Pope Francis met with Argentine pilgrims on Friday morning ahead of the historic canonization of the county’s first female saint on Sunday.
During his address, Pope Francis presented Blessed María Antonia of St. Joseph de Paz y Figueroa, more affectionately known as “Mama Antula,” as an example of “charity” and “an inspiration that revives ‘the option for the last, for those that society discards.’”
The saint’s example and legacy is especially important for us today “in the midst of this society that runs the risk of forgetting that ‘radical individualism is the most difficult virus to defeat. A virus that deceives. It makes us believe that everything consists of giving free rein to one’s own ambitions,’” the pope said, quoting from his encyclical Fratelli Tutti.
Born in 1730 in Silipica, Santiago del Estero, in northern Argentina, María Antonia’s early life was characterized by a fervent desire to serve God. She helped parents with the instruction of their children and administered care to the sick and poor.
Against the backdrop of the suppression of the Jesuits in the Spanish Empire by Charles III, the pope characterized María Antonia as an example of overcoming adversity as she traveled on foot to promote Ignatian spirituality and “to help everyone discover the beauty of following Jesus.”
The pope added that this was no small task given the “aversion that had developed toward Christ, the aversion that had developed toward the Jesuits.”
“She was forbidden to give retreats, so she decided to give them clandestinely. This dimension of clandestinity must not be forgotten,” Pope Francis stressed.
Arguing that it is imperative to not forget this secrecy, the pope told the pilgrims to “not to give up in the face of adversity, not to give up on our good intentions to bring the Gospel to all, despite the challenges.”
María Antonia is as an example of discernment “because she had not placed her security in herself, but in God, trusting that her arduous apostolate was his work,” the pope said.
In this way she “experienced what God wants of each one of us, that we may discover his call, each in our own state of life … it will always be synthesized in doing everything for the greater glory of God and the salvation of souls.”
“The path of holiness implies trust and abandonment,” the Holy Father emphasized.
“Firmly rooted in the Lord we must see this as an occasion in which we can challenge our environment to bring the joy of the Gospel,” he added.
Pope Francis will preside over the Mass of canonization in St. Peter’s Basilica on Sunday, Feb. 11, at 9:30 a.m. Argentina’s President Javier Milei will also be present at the ceremony. He will be received in a private audience with the pope on Monday, Feb. 12, at the Vatican.
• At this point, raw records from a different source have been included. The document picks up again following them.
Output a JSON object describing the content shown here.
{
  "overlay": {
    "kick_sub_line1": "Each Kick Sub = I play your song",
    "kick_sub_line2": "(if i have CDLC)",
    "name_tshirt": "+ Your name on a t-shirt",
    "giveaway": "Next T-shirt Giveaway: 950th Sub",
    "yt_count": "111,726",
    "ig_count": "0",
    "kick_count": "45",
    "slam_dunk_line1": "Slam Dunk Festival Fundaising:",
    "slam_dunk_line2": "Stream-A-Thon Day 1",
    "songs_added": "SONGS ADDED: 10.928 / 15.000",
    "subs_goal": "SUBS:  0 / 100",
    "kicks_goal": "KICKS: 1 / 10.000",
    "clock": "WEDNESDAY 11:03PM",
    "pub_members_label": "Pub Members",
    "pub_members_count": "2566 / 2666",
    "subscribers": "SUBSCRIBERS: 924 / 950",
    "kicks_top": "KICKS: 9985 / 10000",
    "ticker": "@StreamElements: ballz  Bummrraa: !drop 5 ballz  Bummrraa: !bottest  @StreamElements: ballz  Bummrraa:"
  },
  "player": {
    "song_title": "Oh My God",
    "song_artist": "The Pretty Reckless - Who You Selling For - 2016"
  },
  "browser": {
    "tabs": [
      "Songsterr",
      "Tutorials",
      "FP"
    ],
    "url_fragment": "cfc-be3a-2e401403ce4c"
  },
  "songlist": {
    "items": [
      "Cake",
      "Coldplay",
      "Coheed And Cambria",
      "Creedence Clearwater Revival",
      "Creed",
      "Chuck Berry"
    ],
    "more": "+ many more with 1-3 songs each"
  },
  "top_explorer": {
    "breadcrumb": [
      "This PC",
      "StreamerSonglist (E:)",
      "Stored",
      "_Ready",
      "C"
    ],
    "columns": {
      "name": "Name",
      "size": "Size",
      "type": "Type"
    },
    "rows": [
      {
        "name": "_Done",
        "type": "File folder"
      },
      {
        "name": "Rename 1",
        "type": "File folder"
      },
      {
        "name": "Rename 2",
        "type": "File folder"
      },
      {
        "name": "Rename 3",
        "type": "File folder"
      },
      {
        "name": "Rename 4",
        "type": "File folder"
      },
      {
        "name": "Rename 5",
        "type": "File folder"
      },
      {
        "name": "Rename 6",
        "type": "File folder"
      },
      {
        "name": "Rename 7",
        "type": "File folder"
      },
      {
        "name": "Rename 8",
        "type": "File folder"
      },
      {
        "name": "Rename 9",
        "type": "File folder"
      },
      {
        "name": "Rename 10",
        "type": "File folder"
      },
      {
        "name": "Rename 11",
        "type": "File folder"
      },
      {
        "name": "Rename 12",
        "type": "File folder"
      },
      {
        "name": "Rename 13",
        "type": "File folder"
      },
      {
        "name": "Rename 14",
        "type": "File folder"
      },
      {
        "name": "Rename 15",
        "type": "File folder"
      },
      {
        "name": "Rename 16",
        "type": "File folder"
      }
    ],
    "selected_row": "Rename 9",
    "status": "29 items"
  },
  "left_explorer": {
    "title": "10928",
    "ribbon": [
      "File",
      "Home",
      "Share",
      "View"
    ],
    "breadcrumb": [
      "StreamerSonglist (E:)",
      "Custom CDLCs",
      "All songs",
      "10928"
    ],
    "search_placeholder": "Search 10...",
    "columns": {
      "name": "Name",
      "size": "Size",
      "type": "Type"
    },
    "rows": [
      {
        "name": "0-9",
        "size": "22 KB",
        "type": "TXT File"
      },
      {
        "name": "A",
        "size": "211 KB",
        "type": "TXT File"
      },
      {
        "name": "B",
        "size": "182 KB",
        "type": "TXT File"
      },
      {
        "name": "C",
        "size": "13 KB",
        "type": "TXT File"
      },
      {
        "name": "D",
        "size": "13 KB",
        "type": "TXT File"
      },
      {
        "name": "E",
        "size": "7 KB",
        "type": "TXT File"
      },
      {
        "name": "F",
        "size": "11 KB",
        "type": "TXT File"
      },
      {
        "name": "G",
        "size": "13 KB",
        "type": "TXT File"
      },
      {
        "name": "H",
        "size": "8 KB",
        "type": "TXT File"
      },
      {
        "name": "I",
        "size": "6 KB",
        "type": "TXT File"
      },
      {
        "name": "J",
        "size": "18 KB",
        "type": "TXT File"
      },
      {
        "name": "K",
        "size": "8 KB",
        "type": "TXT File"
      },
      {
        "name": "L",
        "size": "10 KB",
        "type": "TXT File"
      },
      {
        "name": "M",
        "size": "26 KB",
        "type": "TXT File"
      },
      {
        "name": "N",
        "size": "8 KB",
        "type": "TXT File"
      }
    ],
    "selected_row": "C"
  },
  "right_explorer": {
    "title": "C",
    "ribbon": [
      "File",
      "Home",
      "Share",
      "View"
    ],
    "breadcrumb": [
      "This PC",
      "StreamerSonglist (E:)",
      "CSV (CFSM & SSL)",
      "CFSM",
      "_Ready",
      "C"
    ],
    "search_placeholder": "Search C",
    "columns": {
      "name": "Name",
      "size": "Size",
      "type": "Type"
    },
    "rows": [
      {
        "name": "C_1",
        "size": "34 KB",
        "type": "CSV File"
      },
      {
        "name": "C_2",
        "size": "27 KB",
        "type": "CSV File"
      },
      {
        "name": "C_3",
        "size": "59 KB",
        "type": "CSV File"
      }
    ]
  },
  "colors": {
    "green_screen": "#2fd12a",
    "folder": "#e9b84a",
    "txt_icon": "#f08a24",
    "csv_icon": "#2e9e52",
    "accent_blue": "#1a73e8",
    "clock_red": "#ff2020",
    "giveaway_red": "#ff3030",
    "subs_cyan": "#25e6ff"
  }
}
Matthew Santucci has recently started in EWTN's Vatican bureau. He grew up in Connecticut and has been living in Rome since 2020. He has a B.A. in History from Fordham and an M.A. in International Relations from Luiss Guido Carli.